Dataset records

★ ★ ★ ★ ★

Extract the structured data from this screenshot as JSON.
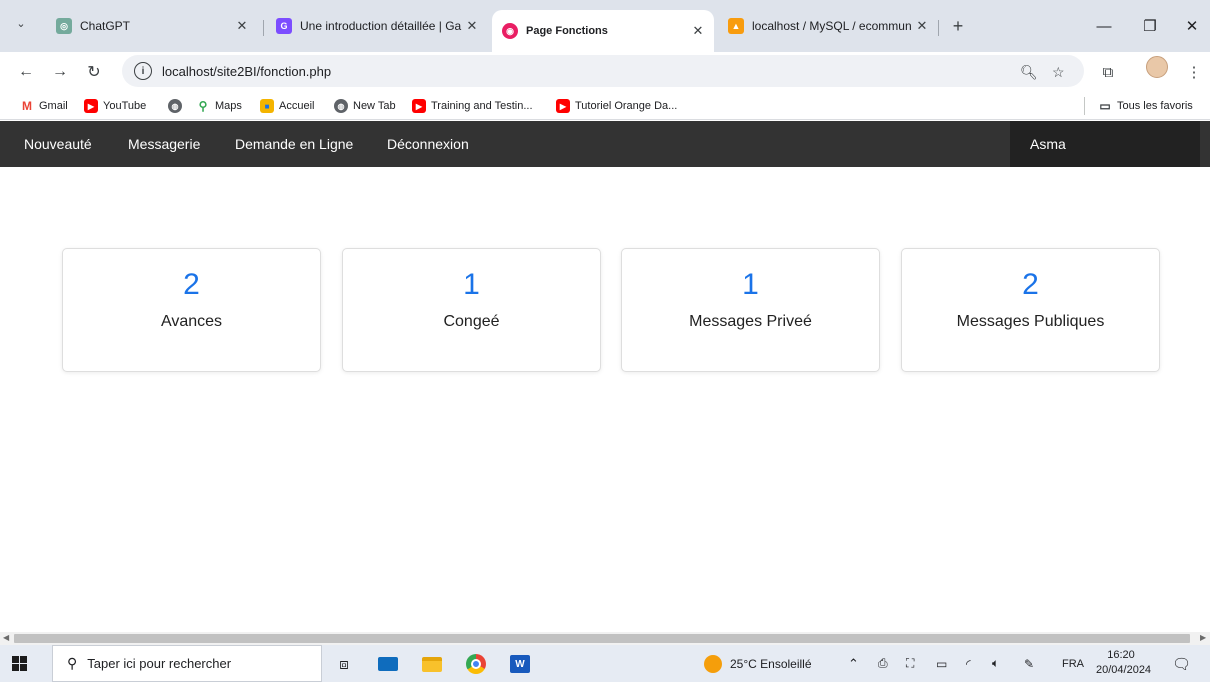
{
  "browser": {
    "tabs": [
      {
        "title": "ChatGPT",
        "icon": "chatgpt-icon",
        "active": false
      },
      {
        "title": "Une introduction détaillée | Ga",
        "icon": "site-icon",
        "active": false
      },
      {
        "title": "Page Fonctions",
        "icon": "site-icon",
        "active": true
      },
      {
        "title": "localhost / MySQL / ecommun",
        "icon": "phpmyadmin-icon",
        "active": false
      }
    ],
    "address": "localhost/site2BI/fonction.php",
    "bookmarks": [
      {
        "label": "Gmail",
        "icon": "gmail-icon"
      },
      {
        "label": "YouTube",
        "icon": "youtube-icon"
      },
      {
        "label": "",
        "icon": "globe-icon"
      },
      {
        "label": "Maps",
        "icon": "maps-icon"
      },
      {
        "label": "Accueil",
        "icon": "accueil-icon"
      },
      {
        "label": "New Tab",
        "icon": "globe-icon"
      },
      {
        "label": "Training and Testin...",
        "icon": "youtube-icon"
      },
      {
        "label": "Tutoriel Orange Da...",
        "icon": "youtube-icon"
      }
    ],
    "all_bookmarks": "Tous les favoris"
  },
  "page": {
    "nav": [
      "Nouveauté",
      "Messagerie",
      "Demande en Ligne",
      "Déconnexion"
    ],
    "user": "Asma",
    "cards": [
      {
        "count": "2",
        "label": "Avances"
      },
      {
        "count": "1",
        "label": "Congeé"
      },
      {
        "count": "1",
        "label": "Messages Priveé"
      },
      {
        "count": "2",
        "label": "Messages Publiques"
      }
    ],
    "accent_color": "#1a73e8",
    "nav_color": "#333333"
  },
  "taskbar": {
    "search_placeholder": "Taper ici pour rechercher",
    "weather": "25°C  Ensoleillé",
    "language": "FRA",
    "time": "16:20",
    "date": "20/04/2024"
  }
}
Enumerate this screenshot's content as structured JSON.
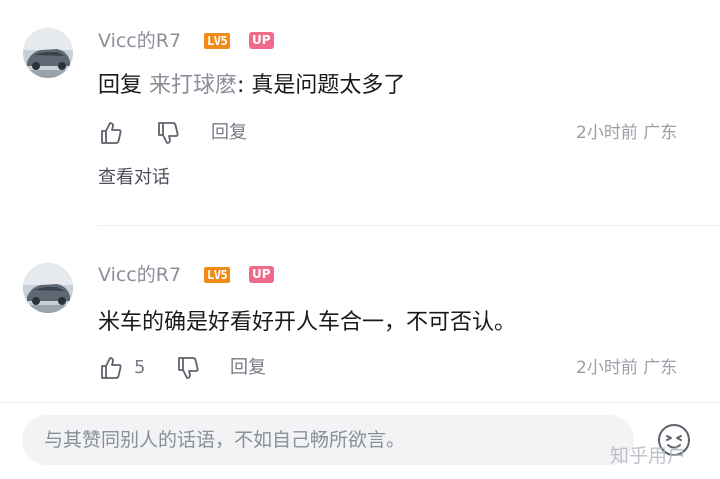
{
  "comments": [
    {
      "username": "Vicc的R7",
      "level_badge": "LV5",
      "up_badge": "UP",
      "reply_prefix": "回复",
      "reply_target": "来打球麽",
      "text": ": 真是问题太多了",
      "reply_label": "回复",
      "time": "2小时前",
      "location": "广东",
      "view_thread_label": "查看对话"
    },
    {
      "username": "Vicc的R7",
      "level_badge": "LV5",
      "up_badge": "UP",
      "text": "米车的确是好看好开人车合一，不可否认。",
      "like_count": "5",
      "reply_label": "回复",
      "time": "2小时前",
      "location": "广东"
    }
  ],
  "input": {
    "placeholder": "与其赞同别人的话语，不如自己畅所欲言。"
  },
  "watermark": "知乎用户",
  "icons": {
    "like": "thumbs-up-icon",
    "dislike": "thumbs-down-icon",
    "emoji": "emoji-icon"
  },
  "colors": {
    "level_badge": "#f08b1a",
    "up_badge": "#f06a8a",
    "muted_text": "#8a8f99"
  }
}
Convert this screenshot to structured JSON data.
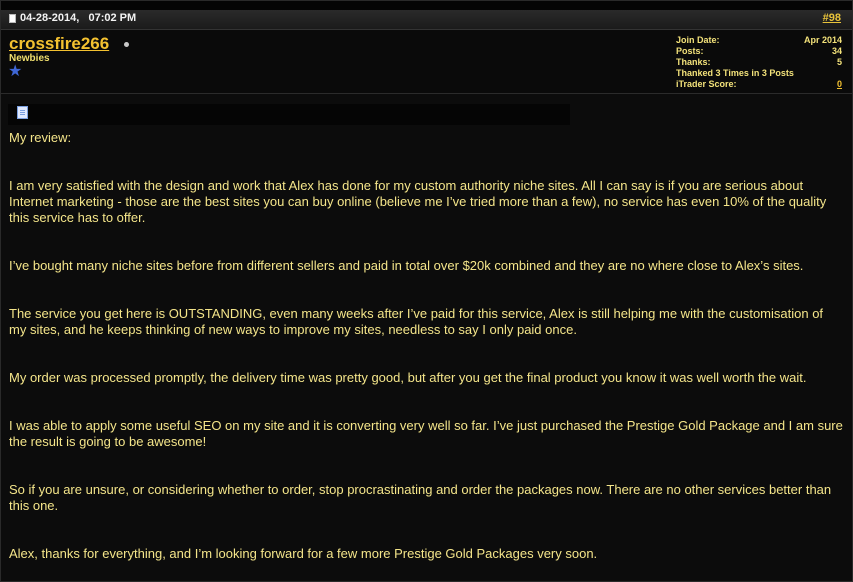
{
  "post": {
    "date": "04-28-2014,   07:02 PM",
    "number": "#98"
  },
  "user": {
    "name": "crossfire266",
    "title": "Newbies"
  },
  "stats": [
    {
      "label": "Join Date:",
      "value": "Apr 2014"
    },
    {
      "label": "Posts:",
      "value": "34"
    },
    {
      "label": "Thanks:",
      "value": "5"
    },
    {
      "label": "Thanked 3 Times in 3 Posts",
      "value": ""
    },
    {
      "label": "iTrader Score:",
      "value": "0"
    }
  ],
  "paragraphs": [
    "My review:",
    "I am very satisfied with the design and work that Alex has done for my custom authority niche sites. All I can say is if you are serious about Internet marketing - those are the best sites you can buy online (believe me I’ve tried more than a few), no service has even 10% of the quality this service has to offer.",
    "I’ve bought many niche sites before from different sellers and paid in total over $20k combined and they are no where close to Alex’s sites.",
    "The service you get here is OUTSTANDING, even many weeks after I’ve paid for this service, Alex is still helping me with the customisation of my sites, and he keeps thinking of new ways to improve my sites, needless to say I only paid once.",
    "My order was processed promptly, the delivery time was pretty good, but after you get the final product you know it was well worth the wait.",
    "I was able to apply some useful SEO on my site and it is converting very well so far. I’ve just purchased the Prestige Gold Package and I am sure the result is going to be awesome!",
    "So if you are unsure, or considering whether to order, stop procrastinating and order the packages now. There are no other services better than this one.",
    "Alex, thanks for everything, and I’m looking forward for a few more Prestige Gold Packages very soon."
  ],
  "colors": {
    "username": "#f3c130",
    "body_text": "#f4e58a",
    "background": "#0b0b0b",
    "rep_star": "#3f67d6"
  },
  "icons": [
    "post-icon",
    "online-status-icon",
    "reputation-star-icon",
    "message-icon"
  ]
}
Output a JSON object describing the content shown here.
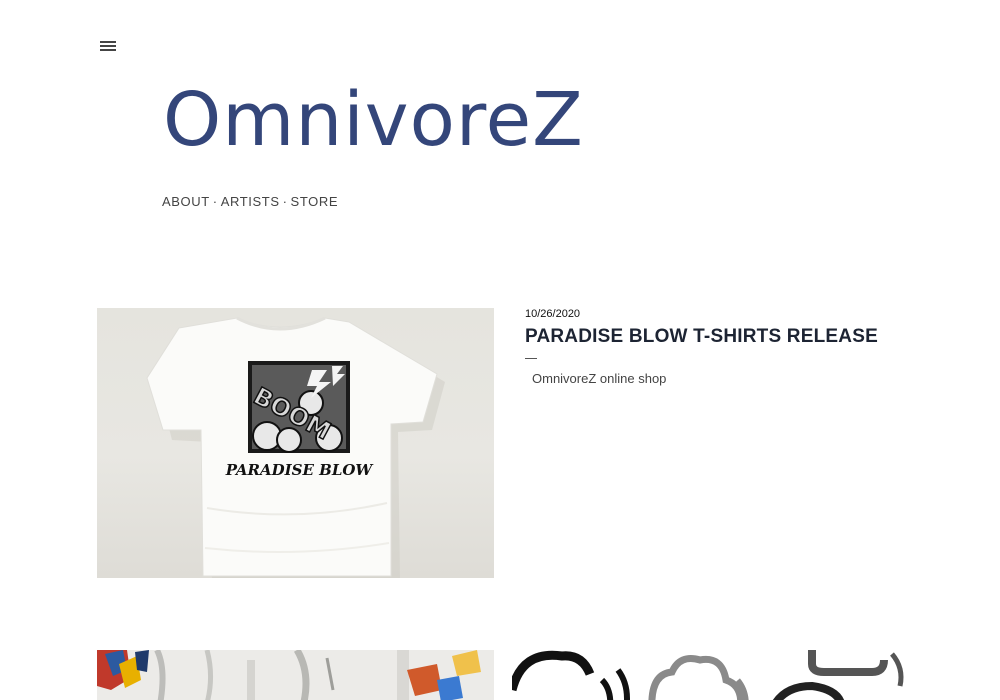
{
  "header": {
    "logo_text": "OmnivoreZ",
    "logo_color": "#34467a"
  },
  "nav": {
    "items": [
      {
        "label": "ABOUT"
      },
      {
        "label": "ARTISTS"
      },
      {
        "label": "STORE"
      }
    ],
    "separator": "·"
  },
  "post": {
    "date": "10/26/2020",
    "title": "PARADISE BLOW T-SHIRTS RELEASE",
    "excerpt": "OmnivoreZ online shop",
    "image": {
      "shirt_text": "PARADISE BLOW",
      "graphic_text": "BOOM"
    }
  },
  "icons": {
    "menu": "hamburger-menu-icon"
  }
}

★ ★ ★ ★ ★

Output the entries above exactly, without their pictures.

Extract the structured data from this screenshot as JSON.
{
  "browser": {
    "tabs": [
      {
        "title": "ChatGPT",
        "icon": "chatgpt-icon",
        "active": false
      },
      {
        "title": "Une introduction détaillée | Ga",
        "icon": "site-icon",
        "active": false
      },
      {
        "title": "Page Fonctions",
        "icon": "site-icon",
        "active": true
      },
      {
        "title": "localhost / MySQL / ecommun",
        "icon": "phpmyadmin-icon",
        "active": false
      }
    ],
    "address": "localhost/site2BI/fonction.php",
    "bookmarks": [
      {
        "label": "Gmail",
        "icon": "gmail-icon"
      },
      {
        "label": "YouTube",
        "icon": "youtube-icon"
      },
      {
        "label": "",
        "icon": "globe-icon"
      },
      {
        "label": "Maps",
        "icon": "maps-icon"
      },
      {
        "label": "Accueil",
        "icon": "accueil-icon"
      },
      {
        "label": "New Tab",
        "icon": "globe-icon"
      },
      {
        "label": "Training and Testin...",
        "icon": "youtube-icon"
      },
      {
        "label": "Tutoriel Orange Da...",
        "icon": "youtube-icon"
      }
    ],
    "all_bookmarks": "Tous les favoris"
  },
  "page": {
    "nav": [
      "Nouveauté",
      "Messagerie",
      "Demande en Ligne",
      "Déconnexion"
    ],
    "user": "Asma",
    "cards": [
      {
        "count": "2",
        "label": "Avances"
      },
      {
        "count": "1",
        "label": "Congeé"
      },
      {
        "count": "1",
        "label": "Messages Priveé"
      },
      {
        "count": "2",
        "label": "Messages Publiques"
      }
    ],
    "accent_color": "#1a73e8",
    "nav_color": "#333333"
  },
  "taskbar": {
    "search_placeholder": "Taper ici pour rechercher",
    "weather": "25°C  Ensoleillé",
    "language": "FRA",
    "time": "16:20",
    "date": "20/04/2024"
  }
}
Enumerate this screenshot's content as structured JSON.
{
  "comments": [
    {
      "username": "Vicc的R7",
      "level_badge": "LV5",
      "up_badge": "UP",
      "reply_prefix": "回复",
      "reply_target": "来打球麽",
      "text": ": 真是问题太多了",
      "reply_label": "回复",
      "time": "2小时前",
      "location": "广东",
      "view_thread_label": "查看对话"
    },
    {
      "username": "Vicc的R7",
      "level_badge": "LV5",
      "up_badge": "UP",
      "text": "米车的确是好看好开人车合一，不可否认。",
      "like_count": "5",
      "reply_label": "回复",
      "time": "2小时前",
      "location": "广东"
    }
  ],
  "input": {
    "placeholder": "与其赞同别人的话语，不如自己畅所欲言。"
  },
  "watermark": "知乎用户",
  "icons": {
    "like": "thumbs-up-icon",
    "dislike": "thumbs-down-icon",
    "emoji": "emoji-icon"
  },
  "colors": {
    "level_badge": "#f08b1a",
    "up_badge": "#f06a8a",
    "muted_text": "#8a8f99"
  }
}
Convert this screenshot to structured JSON data.
{
  "post": {
    "date": "04-28-2014,   07:02 PM",
    "number": "#98"
  },
  "user": {
    "name": "crossfire266",
    "title": "Newbies"
  },
  "stats": [
    {
      "label": "Join Date:",
      "value": "Apr 2014"
    },
    {
      "label": "Posts:",
      "value": "34"
    },
    {
      "label": "Thanks:",
      "value": "5"
    },
    {
      "label": "Thanked 3 Times in 3 Posts",
      "value": ""
    },
    {
      "label": "iTrader Score:",
      "value": "0"
    }
  ],
  "paragraphs": [
    "My review:",
    "I am very satisfied with the design and work that Alex has done for my custom authority niche sites. All I can say is if you are serious about Internet marketing - those are the best sites you can buy online (believe me I’ve tried more than a few), no service has even 10% of the quality this service has to offer.",
    "I’ve bought many niche sites before from different sellers and paid in total over $20k combined and they are no where close to Alex’s sites.",
    "The service you get here is OUTSTANDING, even many weeks after I’ve paid for this service, Alex is still helping me with the customisation of my sites, and he keeps thinking of new ways to improve my sites, needless to say I only paid once.",
    "My order was processed promptly, the delivery time was pretty good, but after you get the final product you know it was well worth the wait.",
    "I was able to apply some useful SEO on my site and it is converting very well so far. I’ve just purchased the Prestige Gold Package and I am sure the result is going to be awesome!",
    "So if you are unsure, or considering whether to order, stop procrastinating and order the packages now. There are no other services better than this one.",
    "Alex, thanks for everything, and I’m looking forward for a few more Prestige Gold Packages very soon."
  ],
  "colors": {
    "username": "#f3c130",
    "body_text": "#f4e58a",
    "background": "#0b0b0b",
    "rep_star": "#3f67d6"
  },
  "icons": [
    "post-icon",
    "online-status-icon",
    "reputation-star-icon",
    "message-icon"
  ]
}
Output a JSON object describing the content shown here.
{
  "header": {
    "logo_text": "OmnivoreZ",
    "logo_color": "#34467a"
  },
  "nav": {
    "items": [
      {
        "label": "ABOUT"
      },
      {
        "label": "ARTISTS"
      },
      {
        "label": "STORE"
      }
    ],
    "separator": "·"
  },
  "post": {
    "date": "10/26/2020",
    "title": "PARADISE BLOW T-SHIRTS RELEASE",
    "excerpt": "OmnivoreZ online shop",
    "image": {
      "shirt_text": "PARADISE BLOW",
      "graphic_text": "BOOM"
    }
  },
  "icons": {
    "menu": "hamburger-menu-icon"
  }
}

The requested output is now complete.